Try it: Identify every line in the records below that contains the word "kind", and reproduce each one.

Recorded information:
- Opening Delimiter -
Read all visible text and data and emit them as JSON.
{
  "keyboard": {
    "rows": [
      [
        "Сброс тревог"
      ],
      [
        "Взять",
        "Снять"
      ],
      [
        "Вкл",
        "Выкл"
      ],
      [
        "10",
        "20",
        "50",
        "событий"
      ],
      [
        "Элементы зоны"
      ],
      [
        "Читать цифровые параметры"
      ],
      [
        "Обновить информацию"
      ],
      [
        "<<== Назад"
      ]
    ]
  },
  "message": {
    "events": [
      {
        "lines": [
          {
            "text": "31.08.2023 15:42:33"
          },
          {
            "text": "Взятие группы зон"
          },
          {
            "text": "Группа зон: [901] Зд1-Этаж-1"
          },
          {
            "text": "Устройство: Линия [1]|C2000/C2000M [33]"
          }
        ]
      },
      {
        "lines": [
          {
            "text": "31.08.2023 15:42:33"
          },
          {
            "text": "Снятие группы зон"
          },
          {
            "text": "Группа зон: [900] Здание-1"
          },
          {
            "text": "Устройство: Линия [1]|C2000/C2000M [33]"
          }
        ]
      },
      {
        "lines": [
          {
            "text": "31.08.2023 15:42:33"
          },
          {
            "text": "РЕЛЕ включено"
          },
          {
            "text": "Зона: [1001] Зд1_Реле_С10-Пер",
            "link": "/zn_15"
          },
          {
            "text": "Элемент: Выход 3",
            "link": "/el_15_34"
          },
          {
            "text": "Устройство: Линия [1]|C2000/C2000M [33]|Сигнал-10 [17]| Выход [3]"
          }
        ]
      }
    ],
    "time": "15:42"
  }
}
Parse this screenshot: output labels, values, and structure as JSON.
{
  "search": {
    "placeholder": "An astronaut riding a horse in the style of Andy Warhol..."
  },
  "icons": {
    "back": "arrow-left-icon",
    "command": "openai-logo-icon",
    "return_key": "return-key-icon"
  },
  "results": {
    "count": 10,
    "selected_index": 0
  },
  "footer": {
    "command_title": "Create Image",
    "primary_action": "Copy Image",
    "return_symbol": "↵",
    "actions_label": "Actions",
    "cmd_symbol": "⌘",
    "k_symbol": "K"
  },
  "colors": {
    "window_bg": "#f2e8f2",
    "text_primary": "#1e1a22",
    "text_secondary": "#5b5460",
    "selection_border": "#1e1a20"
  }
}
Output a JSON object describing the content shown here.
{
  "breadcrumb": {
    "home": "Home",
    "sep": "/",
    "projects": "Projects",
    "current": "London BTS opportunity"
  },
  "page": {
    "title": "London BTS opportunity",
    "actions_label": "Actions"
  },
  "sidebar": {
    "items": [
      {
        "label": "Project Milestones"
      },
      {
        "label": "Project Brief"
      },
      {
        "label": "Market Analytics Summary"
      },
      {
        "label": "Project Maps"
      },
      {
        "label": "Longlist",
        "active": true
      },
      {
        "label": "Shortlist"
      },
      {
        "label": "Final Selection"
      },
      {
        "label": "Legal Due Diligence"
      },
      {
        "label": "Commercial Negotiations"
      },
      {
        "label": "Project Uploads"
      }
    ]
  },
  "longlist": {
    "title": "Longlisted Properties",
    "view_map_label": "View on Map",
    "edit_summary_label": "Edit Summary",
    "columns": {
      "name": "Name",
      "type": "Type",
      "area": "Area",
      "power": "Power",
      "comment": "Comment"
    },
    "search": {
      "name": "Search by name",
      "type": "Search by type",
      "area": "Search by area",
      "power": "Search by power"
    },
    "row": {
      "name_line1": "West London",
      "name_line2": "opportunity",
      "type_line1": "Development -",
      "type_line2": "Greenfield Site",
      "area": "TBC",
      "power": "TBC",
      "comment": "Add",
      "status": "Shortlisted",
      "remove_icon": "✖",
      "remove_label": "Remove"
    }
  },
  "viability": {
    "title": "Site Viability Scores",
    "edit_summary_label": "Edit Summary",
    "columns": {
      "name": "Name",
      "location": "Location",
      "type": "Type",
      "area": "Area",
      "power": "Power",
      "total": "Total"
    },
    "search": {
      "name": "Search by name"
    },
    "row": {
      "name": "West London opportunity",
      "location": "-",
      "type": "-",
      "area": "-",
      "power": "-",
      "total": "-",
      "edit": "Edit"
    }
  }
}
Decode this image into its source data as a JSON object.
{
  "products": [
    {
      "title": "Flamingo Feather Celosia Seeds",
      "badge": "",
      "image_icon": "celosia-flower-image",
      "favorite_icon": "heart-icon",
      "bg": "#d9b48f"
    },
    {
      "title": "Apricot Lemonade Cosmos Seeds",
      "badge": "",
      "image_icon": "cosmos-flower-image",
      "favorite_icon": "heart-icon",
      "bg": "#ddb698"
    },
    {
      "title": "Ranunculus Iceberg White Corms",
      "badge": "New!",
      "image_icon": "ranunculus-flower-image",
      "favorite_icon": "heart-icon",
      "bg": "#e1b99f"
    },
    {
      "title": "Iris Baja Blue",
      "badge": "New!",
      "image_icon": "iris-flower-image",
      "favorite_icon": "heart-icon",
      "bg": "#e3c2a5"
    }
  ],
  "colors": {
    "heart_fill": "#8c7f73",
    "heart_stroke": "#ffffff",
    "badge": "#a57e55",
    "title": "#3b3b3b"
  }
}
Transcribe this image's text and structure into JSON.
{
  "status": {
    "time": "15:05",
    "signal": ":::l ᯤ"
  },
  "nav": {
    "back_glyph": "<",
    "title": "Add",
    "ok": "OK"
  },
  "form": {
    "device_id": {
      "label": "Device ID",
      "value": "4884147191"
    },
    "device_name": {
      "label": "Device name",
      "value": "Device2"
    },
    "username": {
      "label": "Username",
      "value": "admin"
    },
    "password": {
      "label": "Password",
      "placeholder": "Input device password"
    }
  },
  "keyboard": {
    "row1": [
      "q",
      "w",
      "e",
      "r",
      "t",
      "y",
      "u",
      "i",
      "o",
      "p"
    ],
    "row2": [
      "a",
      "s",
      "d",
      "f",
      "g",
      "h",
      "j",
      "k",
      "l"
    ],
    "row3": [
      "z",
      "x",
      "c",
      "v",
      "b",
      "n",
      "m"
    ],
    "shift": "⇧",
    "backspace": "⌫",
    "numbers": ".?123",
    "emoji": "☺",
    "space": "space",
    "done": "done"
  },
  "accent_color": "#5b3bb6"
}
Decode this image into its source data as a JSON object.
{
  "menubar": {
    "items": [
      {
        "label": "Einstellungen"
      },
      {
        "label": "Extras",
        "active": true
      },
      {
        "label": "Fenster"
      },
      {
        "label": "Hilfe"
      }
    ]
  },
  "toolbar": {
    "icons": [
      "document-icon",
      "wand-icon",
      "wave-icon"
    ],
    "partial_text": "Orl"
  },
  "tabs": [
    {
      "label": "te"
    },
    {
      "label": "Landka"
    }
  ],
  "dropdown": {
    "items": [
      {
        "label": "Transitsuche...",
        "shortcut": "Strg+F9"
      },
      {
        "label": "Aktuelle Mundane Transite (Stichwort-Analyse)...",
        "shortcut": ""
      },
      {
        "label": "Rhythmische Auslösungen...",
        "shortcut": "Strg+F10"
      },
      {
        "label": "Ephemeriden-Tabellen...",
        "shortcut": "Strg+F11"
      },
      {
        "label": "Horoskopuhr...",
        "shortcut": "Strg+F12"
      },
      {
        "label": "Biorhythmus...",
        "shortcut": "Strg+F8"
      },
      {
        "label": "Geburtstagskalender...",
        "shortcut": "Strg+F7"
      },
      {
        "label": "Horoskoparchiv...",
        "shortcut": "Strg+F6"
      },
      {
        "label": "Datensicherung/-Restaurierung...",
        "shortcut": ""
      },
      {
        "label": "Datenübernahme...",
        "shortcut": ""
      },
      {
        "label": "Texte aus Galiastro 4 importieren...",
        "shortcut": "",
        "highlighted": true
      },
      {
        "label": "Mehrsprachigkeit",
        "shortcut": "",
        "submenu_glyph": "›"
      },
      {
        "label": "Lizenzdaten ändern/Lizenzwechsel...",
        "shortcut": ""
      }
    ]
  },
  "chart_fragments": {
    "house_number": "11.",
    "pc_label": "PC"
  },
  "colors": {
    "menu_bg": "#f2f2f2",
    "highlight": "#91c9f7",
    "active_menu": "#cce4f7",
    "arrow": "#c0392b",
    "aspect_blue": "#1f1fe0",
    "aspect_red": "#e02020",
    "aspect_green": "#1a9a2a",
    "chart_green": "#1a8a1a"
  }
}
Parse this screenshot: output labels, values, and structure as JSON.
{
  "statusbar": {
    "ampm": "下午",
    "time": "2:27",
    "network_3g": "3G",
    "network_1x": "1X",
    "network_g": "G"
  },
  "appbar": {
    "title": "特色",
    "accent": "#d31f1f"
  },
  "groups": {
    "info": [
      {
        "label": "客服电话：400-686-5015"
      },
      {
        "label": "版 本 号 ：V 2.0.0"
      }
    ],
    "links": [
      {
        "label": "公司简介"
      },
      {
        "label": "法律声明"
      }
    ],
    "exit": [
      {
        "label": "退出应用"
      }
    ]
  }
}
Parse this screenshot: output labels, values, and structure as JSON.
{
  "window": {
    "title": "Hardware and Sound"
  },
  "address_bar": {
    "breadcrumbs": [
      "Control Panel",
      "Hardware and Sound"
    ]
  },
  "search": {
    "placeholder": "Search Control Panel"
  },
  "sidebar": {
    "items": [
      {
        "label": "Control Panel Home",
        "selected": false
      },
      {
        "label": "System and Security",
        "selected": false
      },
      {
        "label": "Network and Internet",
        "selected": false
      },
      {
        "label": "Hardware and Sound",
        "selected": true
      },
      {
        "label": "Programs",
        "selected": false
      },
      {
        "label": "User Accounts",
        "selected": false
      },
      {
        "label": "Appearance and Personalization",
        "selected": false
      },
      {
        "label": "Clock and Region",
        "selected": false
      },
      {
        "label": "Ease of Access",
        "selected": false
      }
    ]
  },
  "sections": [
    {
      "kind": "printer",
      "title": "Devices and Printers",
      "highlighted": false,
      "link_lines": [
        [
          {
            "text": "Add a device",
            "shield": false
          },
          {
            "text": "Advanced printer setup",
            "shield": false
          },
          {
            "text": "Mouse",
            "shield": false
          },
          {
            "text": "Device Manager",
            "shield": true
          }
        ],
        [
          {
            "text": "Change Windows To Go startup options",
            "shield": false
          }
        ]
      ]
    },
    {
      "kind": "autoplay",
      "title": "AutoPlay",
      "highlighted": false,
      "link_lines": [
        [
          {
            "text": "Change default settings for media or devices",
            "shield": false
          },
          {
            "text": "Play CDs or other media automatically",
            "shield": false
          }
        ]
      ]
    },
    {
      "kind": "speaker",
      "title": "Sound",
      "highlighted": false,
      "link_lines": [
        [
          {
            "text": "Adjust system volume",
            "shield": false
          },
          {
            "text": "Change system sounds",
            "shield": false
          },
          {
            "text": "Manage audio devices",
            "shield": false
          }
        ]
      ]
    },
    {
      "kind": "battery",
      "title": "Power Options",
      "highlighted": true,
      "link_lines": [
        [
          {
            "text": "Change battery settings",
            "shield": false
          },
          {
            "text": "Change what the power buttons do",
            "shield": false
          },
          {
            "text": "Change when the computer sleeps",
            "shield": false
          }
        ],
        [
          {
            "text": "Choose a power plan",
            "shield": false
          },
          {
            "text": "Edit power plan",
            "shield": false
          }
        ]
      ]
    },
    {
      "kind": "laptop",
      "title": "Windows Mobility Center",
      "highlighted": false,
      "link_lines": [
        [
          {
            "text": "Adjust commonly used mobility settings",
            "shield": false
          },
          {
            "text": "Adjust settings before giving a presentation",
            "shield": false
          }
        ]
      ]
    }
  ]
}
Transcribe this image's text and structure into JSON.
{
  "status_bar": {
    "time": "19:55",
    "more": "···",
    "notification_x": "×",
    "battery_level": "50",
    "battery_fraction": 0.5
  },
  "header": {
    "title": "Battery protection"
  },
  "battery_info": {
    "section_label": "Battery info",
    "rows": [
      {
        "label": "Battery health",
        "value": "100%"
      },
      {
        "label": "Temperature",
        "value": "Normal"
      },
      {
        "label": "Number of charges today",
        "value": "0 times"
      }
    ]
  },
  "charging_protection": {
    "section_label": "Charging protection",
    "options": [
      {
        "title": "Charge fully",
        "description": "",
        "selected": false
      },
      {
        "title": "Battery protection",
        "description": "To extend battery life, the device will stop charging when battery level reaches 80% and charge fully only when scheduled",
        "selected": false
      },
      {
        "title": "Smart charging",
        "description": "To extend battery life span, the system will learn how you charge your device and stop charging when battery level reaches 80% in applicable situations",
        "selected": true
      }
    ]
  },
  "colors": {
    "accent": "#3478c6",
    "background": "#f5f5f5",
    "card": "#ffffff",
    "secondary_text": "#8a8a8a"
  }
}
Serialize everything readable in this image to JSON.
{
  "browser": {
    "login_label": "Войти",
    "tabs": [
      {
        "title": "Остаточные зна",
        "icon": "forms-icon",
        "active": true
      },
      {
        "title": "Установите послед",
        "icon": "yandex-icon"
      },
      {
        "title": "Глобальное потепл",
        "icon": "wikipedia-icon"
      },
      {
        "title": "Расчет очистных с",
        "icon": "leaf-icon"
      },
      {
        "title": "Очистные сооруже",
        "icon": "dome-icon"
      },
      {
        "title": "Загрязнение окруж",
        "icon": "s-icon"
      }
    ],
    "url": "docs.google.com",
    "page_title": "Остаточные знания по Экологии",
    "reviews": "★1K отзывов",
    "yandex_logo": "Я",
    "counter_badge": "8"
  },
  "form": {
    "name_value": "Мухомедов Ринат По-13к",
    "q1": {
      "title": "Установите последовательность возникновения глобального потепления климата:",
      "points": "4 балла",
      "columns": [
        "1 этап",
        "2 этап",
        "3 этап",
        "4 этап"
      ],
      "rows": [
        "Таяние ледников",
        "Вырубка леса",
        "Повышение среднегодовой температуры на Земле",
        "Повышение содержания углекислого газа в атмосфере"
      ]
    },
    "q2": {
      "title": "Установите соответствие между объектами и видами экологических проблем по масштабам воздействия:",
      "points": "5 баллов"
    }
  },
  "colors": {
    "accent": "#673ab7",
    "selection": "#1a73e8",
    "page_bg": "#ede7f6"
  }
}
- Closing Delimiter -
Exercise answer:
      "kind": "printer",
      "kind": "autoplay",
      "kind": "speaker",
      "kind": "battery",
      "kind": "laptop",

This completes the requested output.